Sala died after the light aircraft carrying him and pilot David Ibbotson crashed into the English Channel on 21 January 2019. Sala’s body was discovered in the wreckage on 3 February after extensive searches, but Ibbotson remains missing.
Following the one-year anniversary of the tragedy, an article that featured in French newspaper L’Equipe claimed that both Nantes owner Waldemar Kita and Sala’s agent Willie McKay were central to any possible investigation, which prompted a response from Cardiff City in support of criminal action.
The Welsh club said that a full investigation was needed to determine not only why the aircraft crashed into the water near the island of Guernsey, but also why the footballer was travelling alone in a small Piper Malibu aeroplane that has since proven to have been an illegal flight due to the pilot’s licensing, as well as the role of intermediaries within the sport on a wider scale.
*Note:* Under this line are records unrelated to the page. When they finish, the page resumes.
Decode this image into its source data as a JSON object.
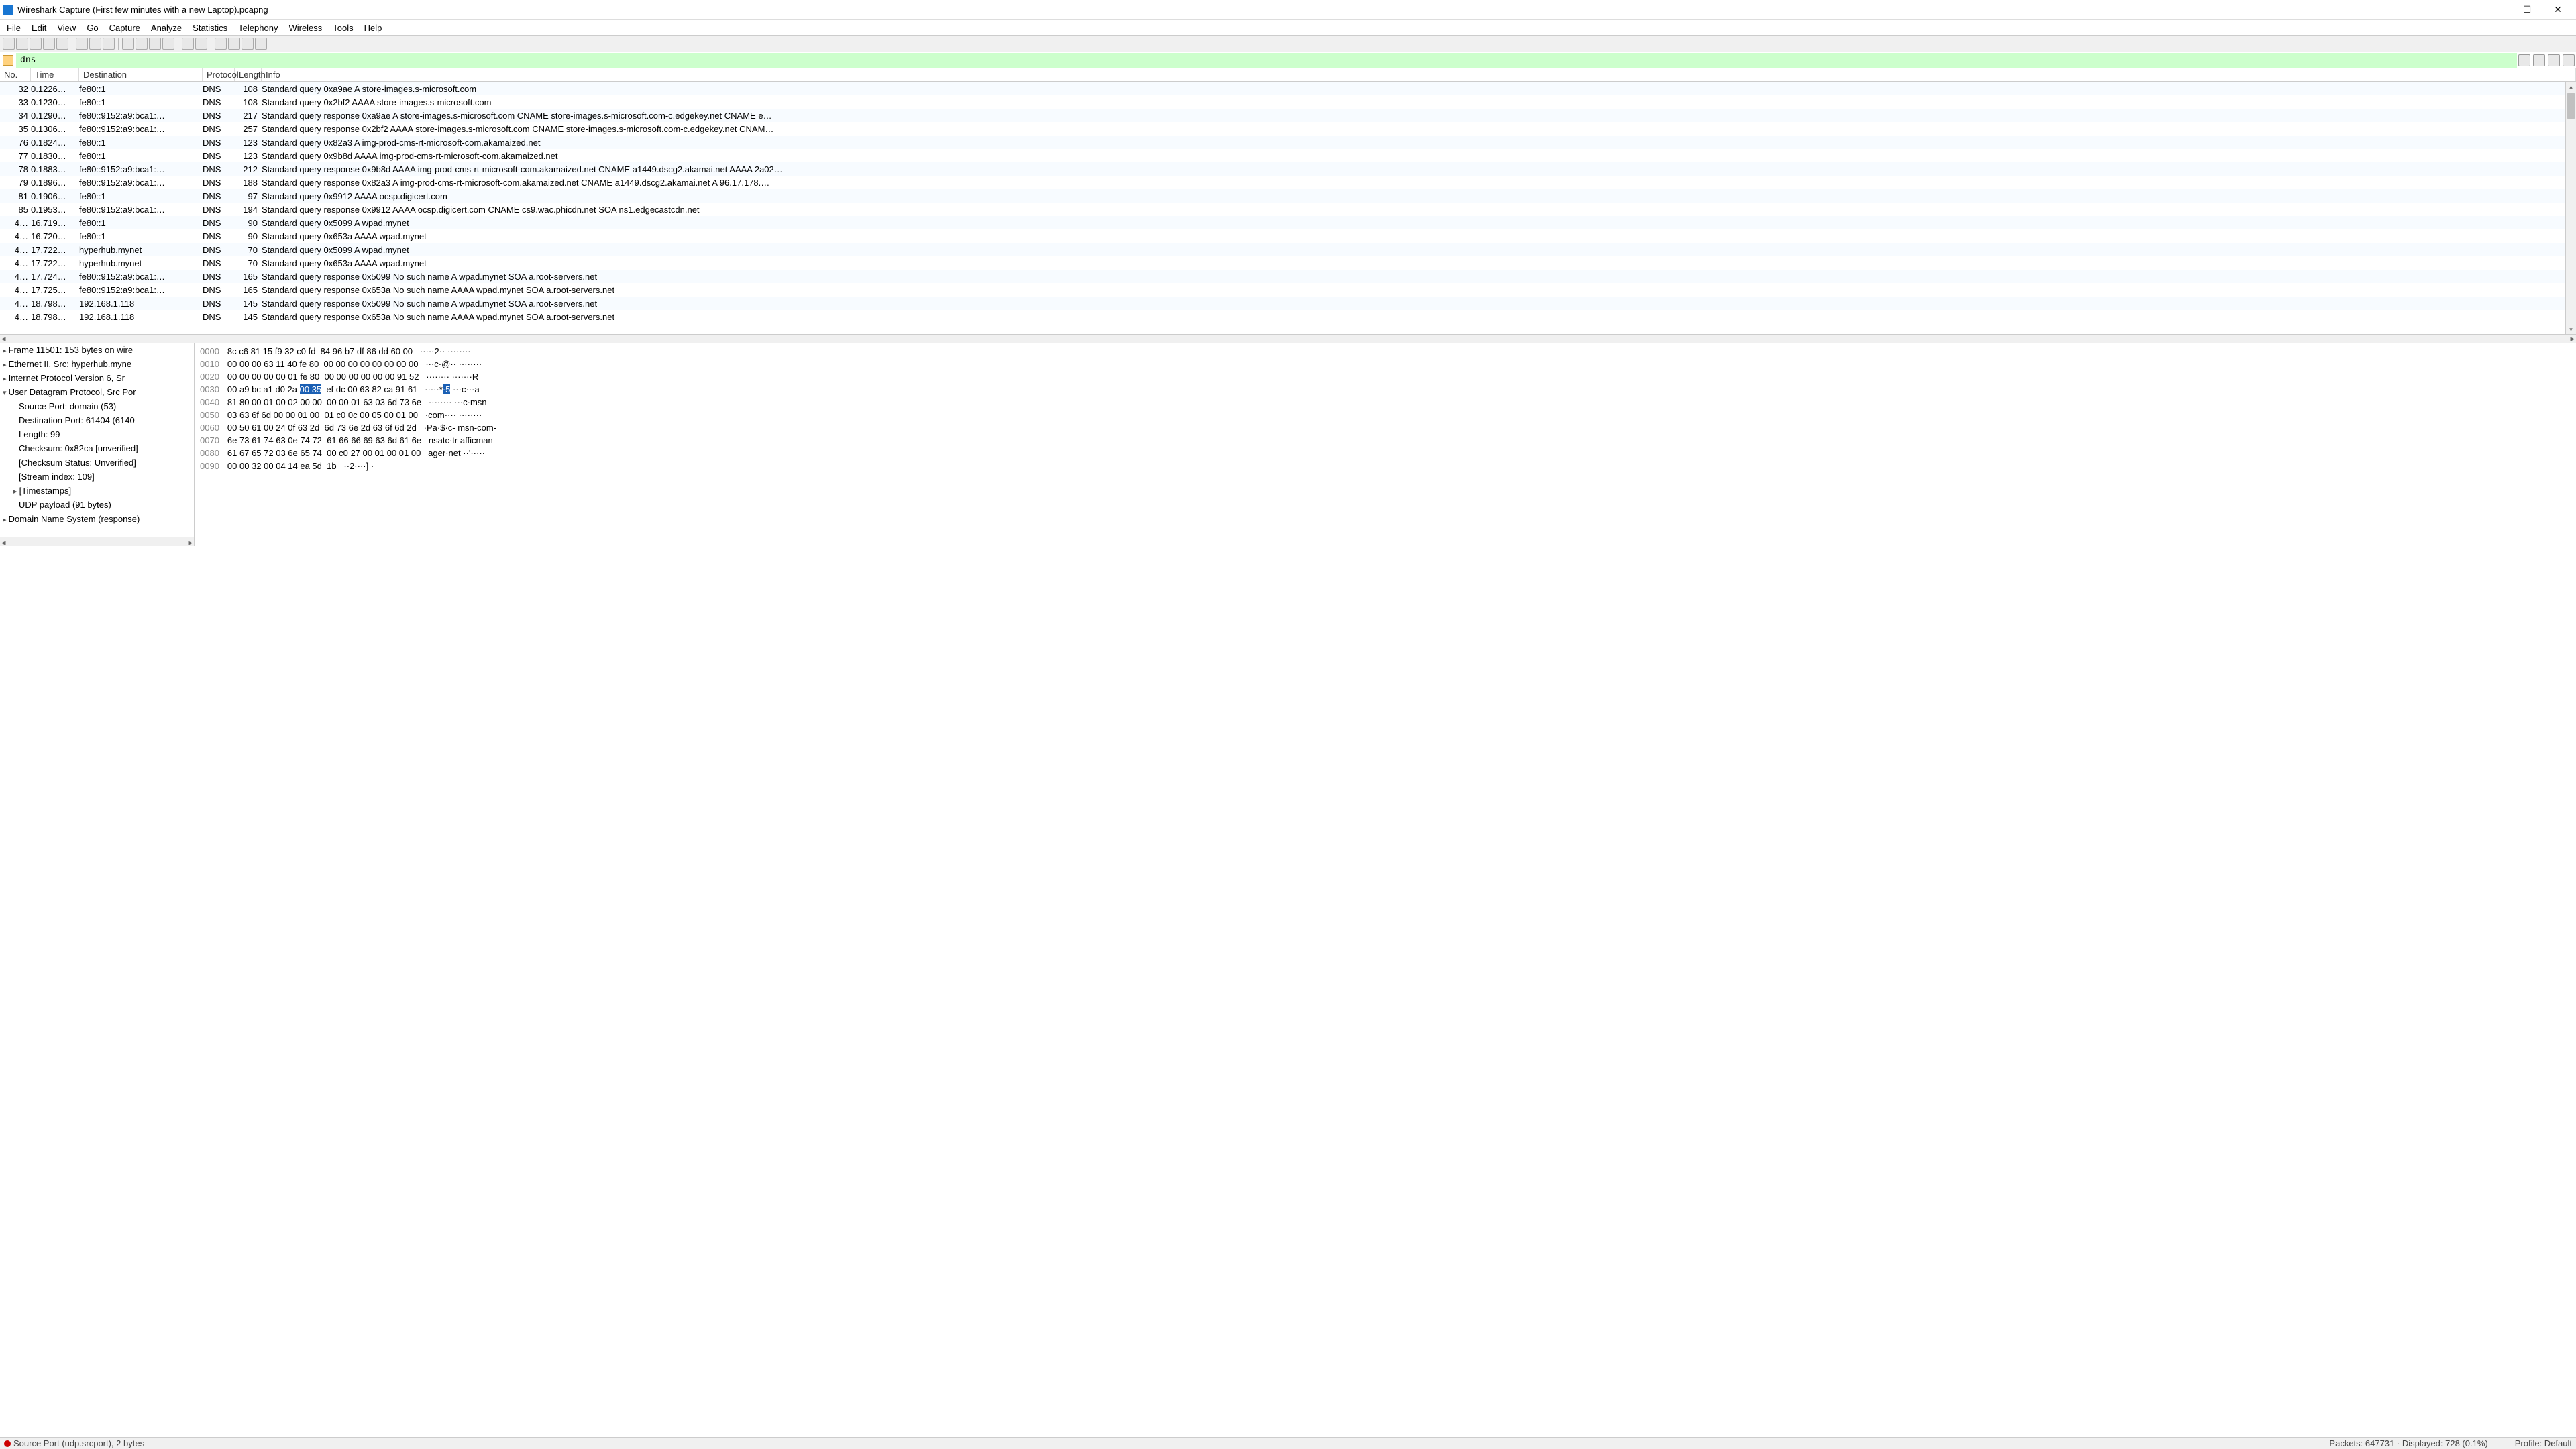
{
  "window": {
    "title": "Wireshark Capture (First few minutes with a new Laptop).pcapng"
  },
  "menu": [
    "File",
    "Edit",
    "View",
    "Go",
    "Capture",
    "Analyze",
    "Statistics",
    "Telephony",
    "Wireless",
    "Tools",
    "Help"
  ],
  "filter": {
    "value": "dns"
  },
  "columns": {
    "no": "No.",
    "time": "Time",
    "dest": "Destination",
    "proto": "Protocol",
    "len": "Length",
    "info": "Info"
  },
  "packets": [
    {
      "no": "32",
      "time": "0.1226…",
      "dest": "fe80::1",
      "proto": "DNS",
      "len": "108",
      "info": "Standard query 0xa9ae A store-images.s-microsoft.com"
    },
    {
      "no": "33",
      "time": "0.1230…",
      "dest": "fe80::1",
      "proto": "DNS",
      "len": "108",
      "info": "Standard query 0x2bf2 AAAA store-images.s-microsoft.com"
    },
    {
      "no": "34",
      "time": "0.1290…",
      "dest": "fe80::9152:a9:bca1:…",
      "proto": "DNS",
      "len": "217",
      "info": "Standard query response 0xa9ae A store-images.s-microsoft.com CNAME store-images.s-microsoft.com-c.edgekey.net CNAME e…"
    },
    {
      "no": "35",
      "time": "0.1306…",
      "dest": "fe80::9152:a9:bca1:…",
      "proto": "DNS",
      "len": "257",
      "info": "Standard query response 0x2bf2 AAAA store-images.s-microsoft.com CNAME store-images.s-microsoft.com-c.edgekey.net CNAM…"
    },
    {
      "no": "76",
      "time": "0.1824…",
      "dest": "fe80::1",
      "proto": "DNS",
      "len": "123",
      "info": "Standard query 0x82a3 A img-prod-cms-rt-microsoft-com.akamaized.net"
    },
    {
      "no": "77",
      "time": "0.1830…",
      "dest": "fe80::1",
      "proto": "DNS",
      "len": "123",
      "info": "Standard query 0x9b8d AAAA img-prod-cms-rt-microsoft-com.akamaized.net"
    },
    {
      "no": "78",
      "time": "0.1883…",
      "dest": "fe80::9152:a9:bca1:…",
      "proto": "DNS",
      "len": "212",
      "info": "Standard query response 0x9b8d AAAA img-prod-cms-rt-microsoft-com.akamaized.net CNAME a1449.dscg2.akamai.net AAAA 2a02…"
    },
    {
      "no": "79",
      "time": "0.1896…",
      "dest": "fe80::9152:a9:bca1:…",
      "proto": "DNS",
      "len": "188",
      "info": "Standard query response 0x82a3 A img-prod-cms-rt-microsoft-com.akamaized.net CNAME a1449.dscg2.akamai.net A 96.17.178.…"
    },
    {
      "no": "81",
      "time": "0.1906…",
      "dest": "fe80::1",
      "proto": "DNS",
      "len": "97",
      "info": "Standard query 0x9912 AAAA ocsp.digicert.com"
    },
    {
      "no": "85",
      "time": "0.1953…",
      "dest": "fe80::9152:a9:bca1:…",
      "proto": "DNS",
      "len": "194",
      "info": "Standard query response 0x9912 AAAA ocsp.digicert.com CNAME cs9.wac.phicdn.net SOA ns1.edgecastcdn.net"
    },
    {
      "no": "4…",
      "time": "16.719…",
      "dest": "fe80::1",
      "proto": "DNS",
      "len": "90",
      "info": "Standard query 0x5099 A wpad.mynet"
    },
    {
      "no": "4…",
      "time": "16.720…",
      "dest": "fe80::1",
      "proto": "DNS",
      "len": "90",
      "info": "Standard query 0x653a AAAA wpad.mynet"
    },
    {
      "no": "4…",
      "time": "17.722…",
      "dest": "hyperhub.mynet",
      "proto": "DNS",
      "len": "70",
      "info": "Standard query 0x5099 A wpad.mynet"
    },
    {
      "no": "4…",
      "time": "17.722…",
      "dest": "hyperhub.mynet",
      "proto": "DNS",
      "len": "70",
      "info": "Standard query 0x653a AAAA wpad.mynet"
    },
    {
      "no": "4…",
      "time": "17.724…",
      "dest": "fe80::9152:a9:bca1:…",
      "proto": "DNS",
      "len": "165",
      "info": "Standard query response 0x5099 No such name A wpad.mynet SOA a.root-servers.net"
    },
    {
      "no": "4…",
      "time": "17.725…",
      "dest": "fe80::9152:a9:bca1:…",
      "proto": "DNS",
      "len": "165",
      "info": "Standard query response 0x653a No such name AAAA wpad.mynet SOA a.root-servers.net"
    },
    {
      "no": "4…",
      "time": "18.798…",
      "dest": "192.168.1.118",
      "proto": "DNS",
      "len": "145",
      "info": "Standard query response 0x5099 No such name A wpad.mynet SOA a.root-servers.net"
    },
    {
      "no": "4…",
      "time": "18.798…",
      "dest": "192.168.1.118",
      "proto": "DNS",
      "len": "145",
      "info": "Standard query response 0x653a No such name AAAA wpad.mynet SOA a.root-servers.net"
    }
  ],
  "tree": [
    {
      "cls": "expand",
      "txt": "Frame 11501: 153 bytes on wire"
    },
    {
      "cls": "expand",
      "txt": "Ethernet II, Src: hyperhub.myne"
    },
    {
      "cls": "expand",
      "txt": "Internet Protocol Version 6, Sr"
    },
    {
      "cls": "open",
      "txt": "User Datagram Protocol, Src Por"
    },
    {
      "cls": "ind",
      "txt": "Source Port: domain (53)"
    },
    {
      "cls": "ind",
      "txt": "Destination Port: 61404 (6140"
    },
    {
      "cls": "ind",
      "txt": "Length: 99"
    },
    {
      "cls": "ind",
      "txt": "Checksum: 0x82ca [unverified]"
    },
    {
      "cls": "ind",
      "txt": "[Checksum Status: Unverified]"
    },
    {
      "cls": "ind",
      "txt": "[Stream index: 109]"
    },
    {
      "cls": "ind2 expand",
      "txt": "[Timestamps]"
    },
    {
      "cls": "ind",
      "txt": "UDP payload (91 bytes)"
    },
    {
      "cls": "expand",
      "txt": "Domain Name System (response)"
    }
  ],
  "hex": [
    {
      "off": "0000",
      "b": "8c c6 81 15 f9 32 c0 fd  84 96 b7 df 86 dd 60 00",
      "a": "·····2·· ········"
    },
    {
      "off": "0010",
      "b": "00 00 00 63 11 40 fe 80  00 00 00 00 00 00 00 00",
      "a": "···c·@·· ········"
    },
    {
      "off": "0020",
      "b": "00 00 00 00 00 01 fe 80  00 00 00 00 00 00 91 52",
      "a": "········ ·······R"
    },
    {
      "off": "0030",
      "b": "00 a9 bc a1 d0 2a ",
      "sel": "00 35",
      "b2": "  ef dc 00 63 82 ca 91 61",
      "a": "·····*",
      "asel": "·5",
      "a2": " ···c···a"
    },
    {
      "off": "0040",
      "b": "81 80 00 01 00 02 00 00  00 00 01 63 03 6d 73 6e",
      "a": "········ ···c·msn"
    },
    {
      "off": "0050",
      "b": "03 63 6f 6d 00 00 01 00  01 c0 0c 00 05 00 01 00",
      "a": "·com···· ········"
    },
    {
      "off": "0060",
      "b": "00 50 61 00 24 0f 63 2d  6d 73 6e 2d 63 6f 6d 2d",
      "a": "·Pa·$·c- msn-com-"
    },
    {
      "off": "0070",
      "b": "6e 73 61 74 63 0e 74 72  61 66 66 69 63 6d 61 6e",
      "a": "nsatc·tr afficman"
    },
    {
      "off": "0080",
      "b": "61 67 65 72 03 6e 65 74  00 c0 27 00 01 00 01 00",
      "a": "ager·net ··'·····"
    },
    {
      "off": "0090",
      "b": "00 00 32 00 04 14 ea 5d  1b",
      "a": "··2····] ·"
    }
  ],
  "status": {
    "left": "Source Port (udp.srcport), 2 bytes",
    "packets": "Packets: 647731 · Displayed: 728 (0.1%)",
    "profile": "Profile: Default"
  }
}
But Nantes have issued a stern rebuke of Cardiff’s calls and said that they are “absolutely stunned” by what they see as Cardiff’s latest in a line of attempts to try and look after their own back.
"FC Nantes are absolutely stunned by Cardiff's umpteenth attempt to exploit this tragedy,” an FC Nantes statement read.
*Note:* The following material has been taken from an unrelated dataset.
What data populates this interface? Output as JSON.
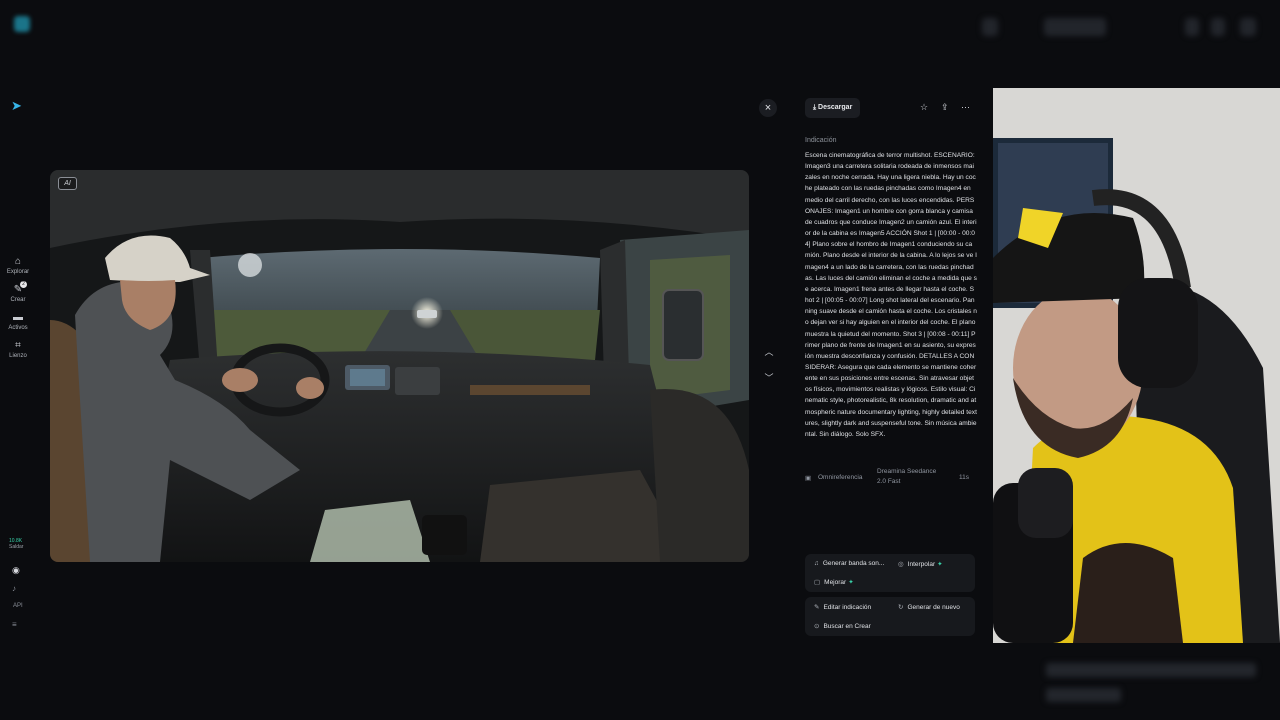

"FC Nantes has always shown a very quiet attitude since the beginning of these events. FC Nantes has always acted in good faith, while Cardiff has made repeated attempts to destabilise public opinion with falsehoods.
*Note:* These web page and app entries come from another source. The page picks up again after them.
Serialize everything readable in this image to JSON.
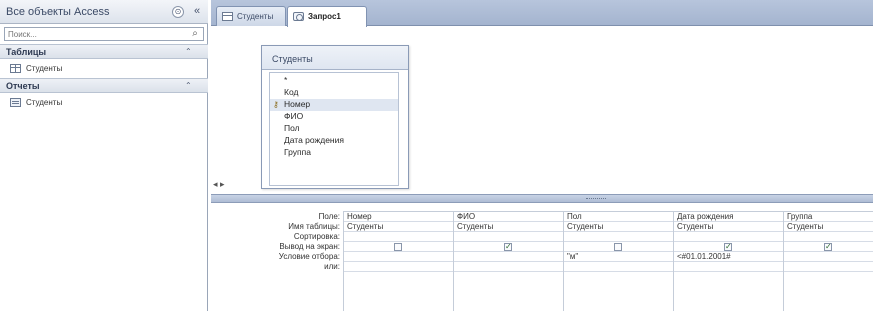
{
  "nav": {
    "title": "Все объекты Access",
    "menu_icon": "⊙",
    "collapse_icon": "«",
    "search_placeholder": "Поиск...",
    "search_icon": "⌕",
    "groups": [
      {
        "label": "Таблицы",
        "chevron": "⌃",
        "items": [
          {
            "label": "Студенты",
            "icon": "table-icon"
          }
        ]
      },
      {
        "label": "Отчеты",
        "chevron": "⌃",
        "items": [
          {
            "label": "Студенты",
            "icon": "report-icon"
          }
        ]
      }
    ]
  },
  "tabs": [
    {
      "label": "Студенты",
      "icon": "table-icon",
      "active": false
    },
    {
      "label": "Запрос1",
      "icon": "query-icon",
      "active": true
    }
  ],
  "table_box": {
    "title": "Студенты",
    "fields": [
      "*",
      "Код",
      "Номер",
      "ФИО",
      "Пол",
      "Дата рождения",
      "Группа"
    ],
    "key_field": "Номер",
    "key_icon": "⚷"
  },
  "scroll": {
    "left_arrows": "◂ ▸"
  },
  "qbe": {
    "row_labels": [
      "Поле:",
      "Имя таблицы:",
      "Сортировка:",
      "Вывод на экран:",
      "Условие отбора:",
      "или:"
    ],
    "columns": [
      {
        "field": "Номер",
        "table": "Студенты",
        "sort": "",
        "show": false,
        "criteria": "",
        "or": ""
      },
      {
        "field": "ФИО",
        "table": "Студенты",
        "sort": "",
        "show": true,
        "criteria": "",
        "or": ""
      },
      {
        "field": "Пол",
        "table": "Студенты",
        "sort": "",
        "show": false,
        "criteria": "\"м\"",
        "or": ""
      },
      {
        "field": "Дата рождения",
        "table": "Студенты",
        "sort": "",
        "show": true,
        "criteria": "<#01.01.2001#",
        "or": ""
      },
      {
        "field": "Группа",
        "table": "Студенты",
        "sort": "",
        "show": true,
        "criteria": "",
        "or": ""
      }
    ]
  }
}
"What clearly appears to be a media offensive is so inappropriate as we just paid our respect to Emiliano Sala a few days ago, and one day before the submission of Cardiff's memory deposit before the Court of Arbitration for Sport."
The two clubs have been involved in a bitter dispute over transfer fees following the £15m sale for Sala to join Cardiff, which was agreed two days before his tragic death. The British club have claimed that the 31-year-old was not officially their player when he died, and although they were ordered last September by the Fifa players’ status committee to pay Nantes the first instalment of £5.2m, the Bluebirds have appealed against the ruling to take the case before the Court of Arbitration for Sport this summer.
In calling for a criminal investigation last week, a Cardiff City spokesperson said: “CCFC has been clear throughout the past 12 months that a full investigation of the facts leading up to the tragedy is required.
"Not only to fully understand what led to the downing of the Piper PA-46 Malibu plane, but to answer the wider questions that have been highlighted in this case, specifically related to the use of illegal flights in the football industry and the role of intermediaries in player transfers.
"As a result of our investigation we believe there is sufficient evidence of wrongdoing that necessitates investigation by the French authorities of those responsible for the arrangement of the transfer on behalf of FC Nantes and for arranging the doomed flight.
"We have therefore passed over information to the Parquet de Nantes to assist their efforts. We remain committed to establishing the full facts and adhering to any final decision on our financial liability in the transfer."